Europe’s corporate and financial leadership, who seem intent on punishing the nation have no intention of bailing them out of their predicament. What we’re seeing here Lazzarato’s work tells us is that the EU finance capitalism is a deftly orchestrated transnational scam that makes a mockery not only of democracy but of the very principle of national sovereignty on which Western modernity is founded. The UK has no real options and its current leaders no that.

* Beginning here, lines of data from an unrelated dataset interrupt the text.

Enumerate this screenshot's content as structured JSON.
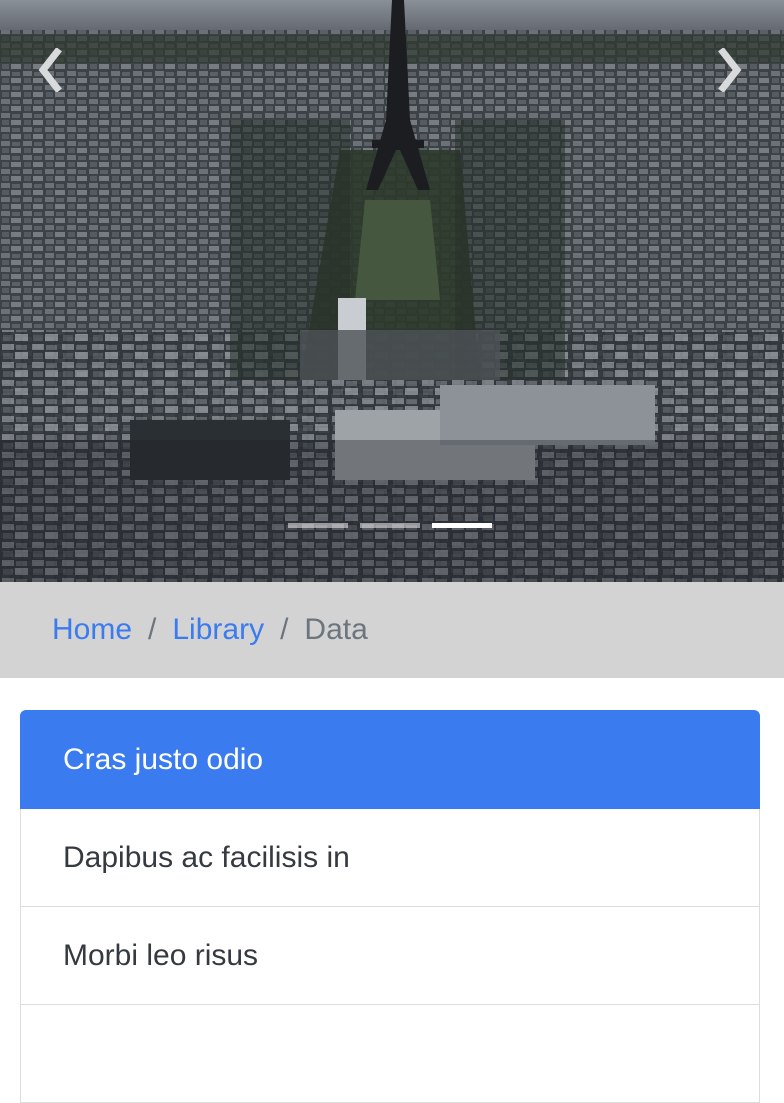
{
  "carousel": {
    "image_alt": "Aerial view of Paris with the Eiffel Tower",
    "prev_icon": "chevron-left-icon",
    "next_icon": "chevron-right-icon",
    "slide_count": 3,
    "active_slide": 3
  },
  "breadcrumb": {
    "items": [
      "Home",
      "Library"
    ],
    "separator": "/",
    "active": "Data"
  },
  "list": {
    "items": [
      "Cras justo odio",
      "Dapibus ac facilisis in",
      "Morbi leo risus",
      ""
    ],
    "active_index": 0
  },
  "colors": {
    "primary": "#3a7bef",
    "breadcrumb_bg": "#d3d3d3",
    "muted": "#6c757d"
  }
}
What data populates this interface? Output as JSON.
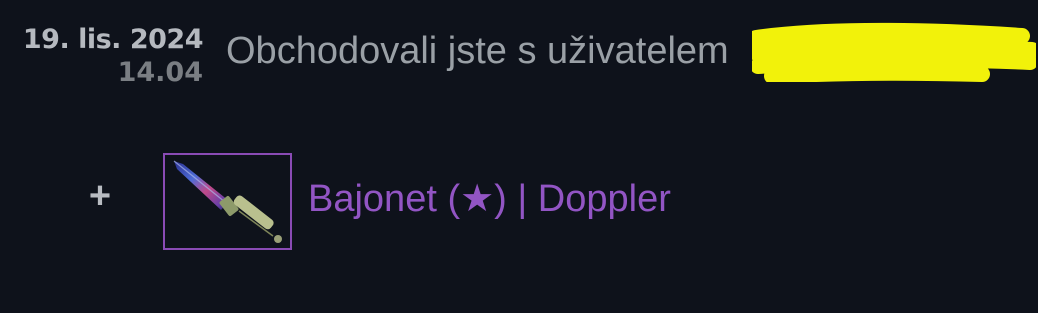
{
  "trade": {
    "date": "19. lis. 2024",
    "time": "14.04",
    "headline": "Obchodovali jste s uživatelem",
    "redaction_color": "#f2f20a"
  },
  "items": [
    {
      "prefix": "+",
      "name": "Bajonet (★) | Doppler",
      "icon": "bayonet-doppler-knife-icon",
      "rarity_color": "#8a4bb5"
    }
  ]
}
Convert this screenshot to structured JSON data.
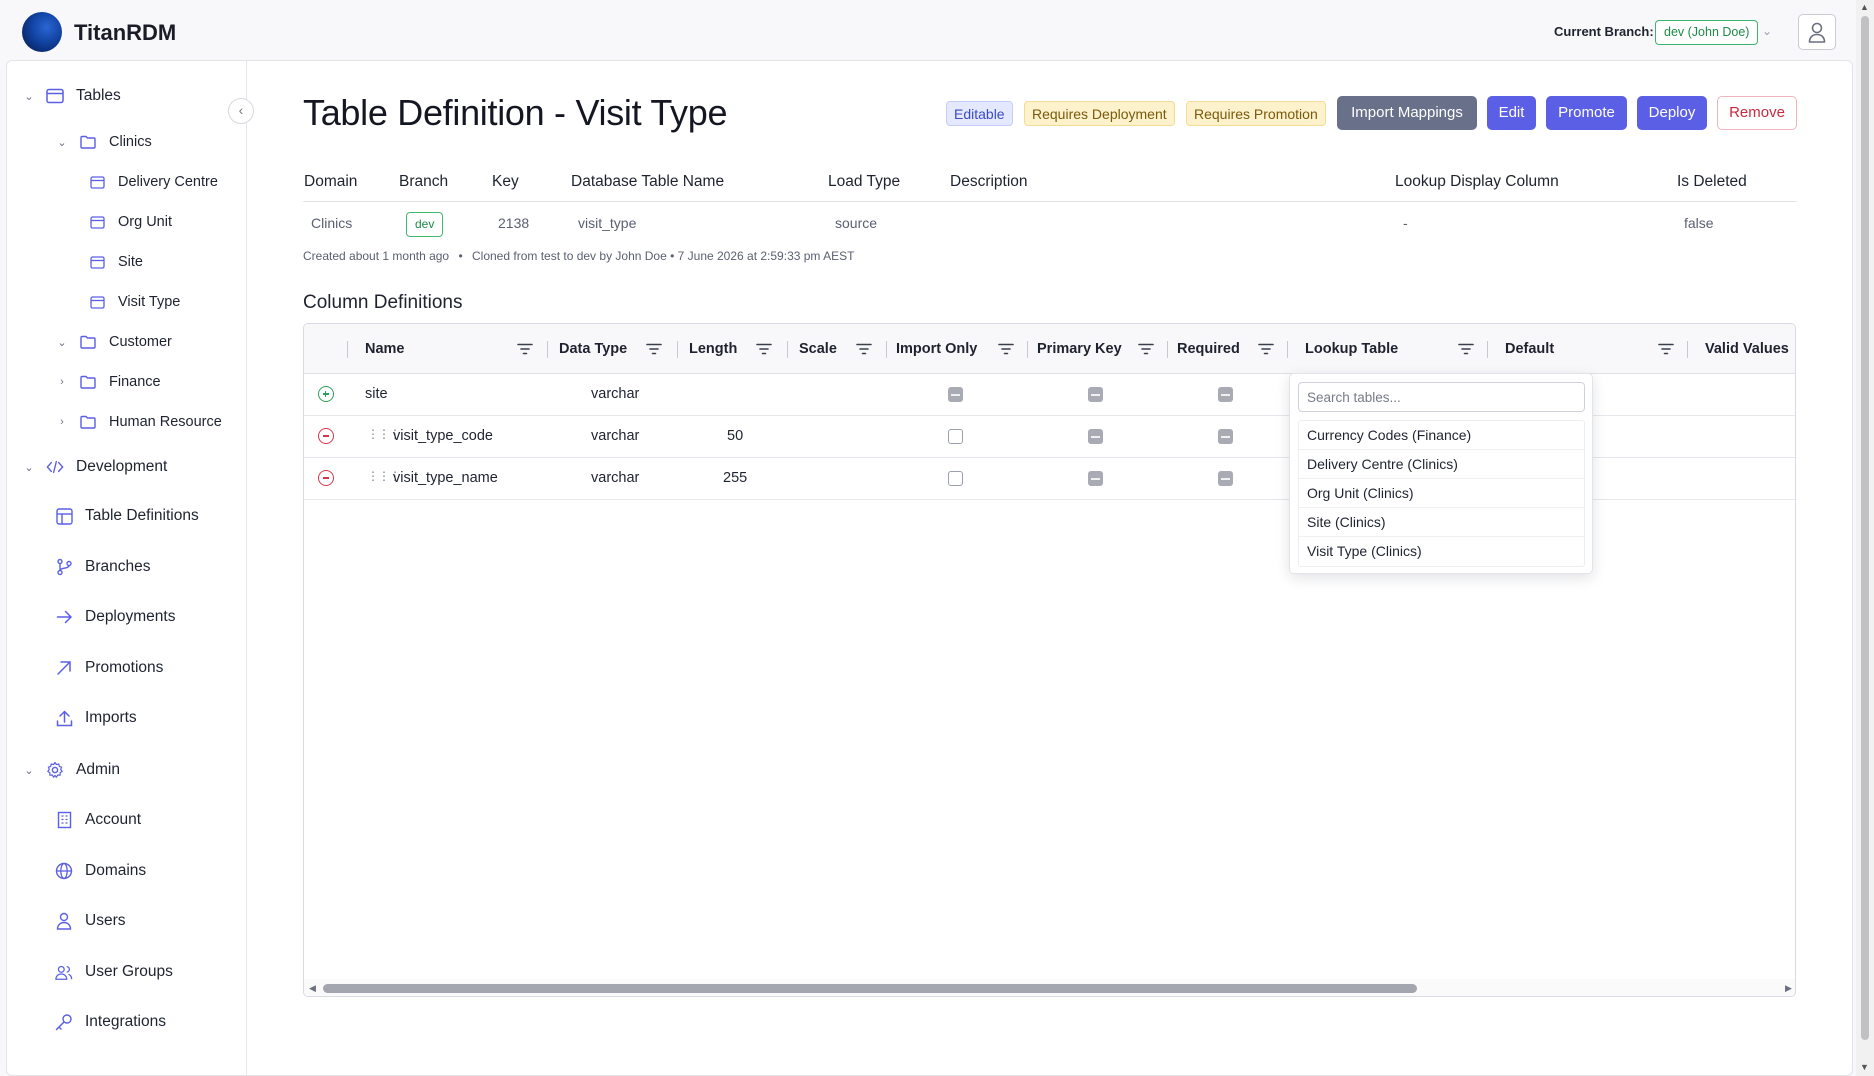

Isolated, without trade agreements, without financial backing, etc. the UK will become a an internal war zone over the coming years.

Lazzarato turns to that old fascist thinker Carl Schmitt who once predictably forecast what would happen in such systems where the political economy was divided: the nation-state will henceforth serve as a staging ground for the articulation of competing class interests, its sovereignty and internal cohesion fatally undermined by an “ethics of civil war” (2003, 54) only modestly veiled by the discourse of liberalism and democracy.

The EU economic system of Debt servitude has invented a perpetual debt colony out of everyone of its member states whose obligations could never be discharged; a wholesale expropriation of their public assets, now for sale to the highest bidder; and last but by no means least, an example to hold up to any other nation so bold as to place democracy before the juggernaut of capitalist valorization.  Humiliated and eviscerated, laid waste by a new extreme of financial violence, the remains of a sovereign nation—the cradle of Western democracy, no less—are left on display as a “warning to the others”: defy the banks at your peril. (Lazzarato)

Is the UK going to become an example to the other member states? Will it be sacrificed on the chopping block of economic necessity, a punishment for its defiance? What is next for the EU financial empire? Is the UK to be a scapegoat and example to the other members, left out in the cold of isolation, distant and alone unable to trade or barter with the EU?

  1. Maurizio Lazzarato and Joshua David Jordan. Governing by Debt Semiotext(e) (January 23, 2015)
  2. Cf. http://www.aljazeera.com/indepth/opinion/2012/12/2012121974029736221.html
  3. http://www.resilience.org/stories/2015-08-10/debating-democracy-in-a-european-debt-colony